Like Music and Poetry, it is through Art that a deeper reality can be perceived in the form of mystical visions. This is made possible because the human being has a soul. It is the soul that enables the artist to rise above the ordinary and the mundane and have a vision. The immortal soul is thus the very essence that enables the human to imagine, to think and to dream. For me, the realm of the spirit is every bit as tangible as the material world, and the main focus of my art is to show the viewer mysteries that are hidden in mystical Judaism, that is, to portray the spirit and not the doctrines of Judaism. It is my belief that it is mostly through artistic intuition that the deeper reality can be perceived. The feminine soul figure in my work is rooted in Judaism, a religion that is generally regarded as patriarchal. I am concerned to reveal the existence of a matriarchal form of consciousness within Jewish mysticism that is apparent from the sacred-erotic and spiritual feminine imagery in my works, which signal an unseen spiritual universe.
I experience the mystical cosmology of Kabbalah as a fertile field for my artistic expression of deeper realities that become apparent when studying Kabbalah, particularly as the cosmological system of the Zohar itself is deeply involved with issues of the soul. In this regard, the Zohar expounds that the souls of humankind have an unquenchable yearning to be united with their divine source and consciously seek to enter into the presence of G-d. The Zohar describes this quest of the soul for ultimate reunion with G-d in terms of a sacred union between male and female that employs sexual references, at a sacred level beyond the purely sexual, to describe a cosmic union or coming together, a fusion of all the manifold universes ‘above’ and ‘below’.

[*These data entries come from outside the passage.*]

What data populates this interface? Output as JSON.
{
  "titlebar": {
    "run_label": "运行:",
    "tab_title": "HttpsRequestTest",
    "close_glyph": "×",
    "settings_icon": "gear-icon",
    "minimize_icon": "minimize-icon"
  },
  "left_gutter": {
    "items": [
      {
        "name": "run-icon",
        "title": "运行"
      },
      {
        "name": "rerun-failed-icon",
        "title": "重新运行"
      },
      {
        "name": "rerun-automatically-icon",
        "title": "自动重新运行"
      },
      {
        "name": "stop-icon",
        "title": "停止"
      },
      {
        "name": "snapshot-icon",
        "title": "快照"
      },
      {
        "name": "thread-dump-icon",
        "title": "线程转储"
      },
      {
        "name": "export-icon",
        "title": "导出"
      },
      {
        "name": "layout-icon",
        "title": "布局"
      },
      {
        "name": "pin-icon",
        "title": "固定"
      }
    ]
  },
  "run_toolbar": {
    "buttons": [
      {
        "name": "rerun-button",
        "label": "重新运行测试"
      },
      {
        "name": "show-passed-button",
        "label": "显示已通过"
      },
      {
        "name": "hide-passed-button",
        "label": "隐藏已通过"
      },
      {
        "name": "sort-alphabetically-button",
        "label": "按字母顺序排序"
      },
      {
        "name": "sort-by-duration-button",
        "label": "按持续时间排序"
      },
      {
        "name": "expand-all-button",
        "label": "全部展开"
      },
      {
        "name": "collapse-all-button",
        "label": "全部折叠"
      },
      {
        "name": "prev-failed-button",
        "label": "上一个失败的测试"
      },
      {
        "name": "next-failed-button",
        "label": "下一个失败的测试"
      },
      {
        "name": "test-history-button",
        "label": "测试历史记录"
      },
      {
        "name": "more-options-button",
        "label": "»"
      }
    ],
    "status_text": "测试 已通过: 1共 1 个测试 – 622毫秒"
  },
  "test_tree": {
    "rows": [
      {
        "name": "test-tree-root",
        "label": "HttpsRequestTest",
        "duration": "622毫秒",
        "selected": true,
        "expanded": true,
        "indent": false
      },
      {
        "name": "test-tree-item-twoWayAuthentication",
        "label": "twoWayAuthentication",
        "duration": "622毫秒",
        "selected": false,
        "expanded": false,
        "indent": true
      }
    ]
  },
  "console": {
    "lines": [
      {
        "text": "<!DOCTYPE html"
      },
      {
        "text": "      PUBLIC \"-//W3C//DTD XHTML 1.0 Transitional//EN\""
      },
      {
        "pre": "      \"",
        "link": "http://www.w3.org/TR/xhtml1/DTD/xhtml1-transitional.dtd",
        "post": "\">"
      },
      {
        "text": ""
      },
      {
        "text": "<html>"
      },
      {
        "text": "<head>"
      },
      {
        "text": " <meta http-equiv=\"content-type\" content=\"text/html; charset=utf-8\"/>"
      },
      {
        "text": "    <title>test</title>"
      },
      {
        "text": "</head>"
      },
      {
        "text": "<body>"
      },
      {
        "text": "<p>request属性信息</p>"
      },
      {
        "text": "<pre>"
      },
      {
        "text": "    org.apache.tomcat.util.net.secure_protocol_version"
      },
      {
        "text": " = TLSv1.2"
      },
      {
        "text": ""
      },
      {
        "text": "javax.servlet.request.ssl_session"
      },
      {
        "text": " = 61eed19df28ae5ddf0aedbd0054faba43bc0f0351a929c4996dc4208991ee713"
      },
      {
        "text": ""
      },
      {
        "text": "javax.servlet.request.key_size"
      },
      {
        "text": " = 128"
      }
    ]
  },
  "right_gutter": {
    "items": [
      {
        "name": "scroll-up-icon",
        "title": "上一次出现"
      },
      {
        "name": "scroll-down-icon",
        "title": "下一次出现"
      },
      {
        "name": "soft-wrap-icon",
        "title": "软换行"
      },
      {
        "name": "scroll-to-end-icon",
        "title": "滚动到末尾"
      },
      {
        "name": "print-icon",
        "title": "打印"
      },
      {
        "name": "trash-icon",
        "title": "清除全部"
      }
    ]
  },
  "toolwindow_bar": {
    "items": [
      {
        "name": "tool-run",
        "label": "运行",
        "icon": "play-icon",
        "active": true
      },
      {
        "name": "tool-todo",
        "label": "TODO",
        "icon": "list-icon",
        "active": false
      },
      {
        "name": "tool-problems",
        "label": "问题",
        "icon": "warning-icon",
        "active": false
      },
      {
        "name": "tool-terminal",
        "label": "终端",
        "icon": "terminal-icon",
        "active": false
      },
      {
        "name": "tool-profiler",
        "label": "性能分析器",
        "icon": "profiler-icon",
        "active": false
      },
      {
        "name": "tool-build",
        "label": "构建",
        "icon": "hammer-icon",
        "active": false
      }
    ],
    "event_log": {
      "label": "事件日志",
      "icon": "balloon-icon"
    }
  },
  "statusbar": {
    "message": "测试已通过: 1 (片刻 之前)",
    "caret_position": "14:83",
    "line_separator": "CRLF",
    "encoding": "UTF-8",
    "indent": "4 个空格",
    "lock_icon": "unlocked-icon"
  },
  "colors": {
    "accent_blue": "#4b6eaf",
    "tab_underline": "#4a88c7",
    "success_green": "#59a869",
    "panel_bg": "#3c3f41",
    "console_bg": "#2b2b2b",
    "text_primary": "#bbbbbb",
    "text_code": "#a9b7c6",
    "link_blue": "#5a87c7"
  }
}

Additionally, the faculty of the imagination allows the absent to become present to the artist. Thus, while that which is absent is usually invisible, as an artist I am able, by using the imaginative faculty, to render the incorporeal visible in the human consciousness. My spiritual inspiration, Rabbi Kook (the first chief Rabbi of Israel) is a human example of the Jewish mystical tradition in its pure form. He, in turn, was inspired by the 16th century Rabbi Judah Loew of Prague, who saw Kabbalah as a way to the immediacy of G-d, and helped to free it from many of the superstitions that had accrued around it. Rabbi Loew is another of my inspirational teachers and I have portrayed him in many of my works. Rabbi Kook pointed out that art in Hebrew is ‘omonut’, whose root comes from ‘emet’, meaning truth. Therefore, the root ‘AMN’ (alef, mem, nun) forms the following words: ‘aman’ (artist), ‘omonut’ (art), ‘neeman’ (faithful) and ‘emunah’ (faith or faithfulness). The common meaning of all the above words is the revealing of that which is hidden in the soul. Art is therefore considered as coming from the soul, and is therefore holy. When I, as an artist, create images I am making manifest that which is kept hidden in my soul.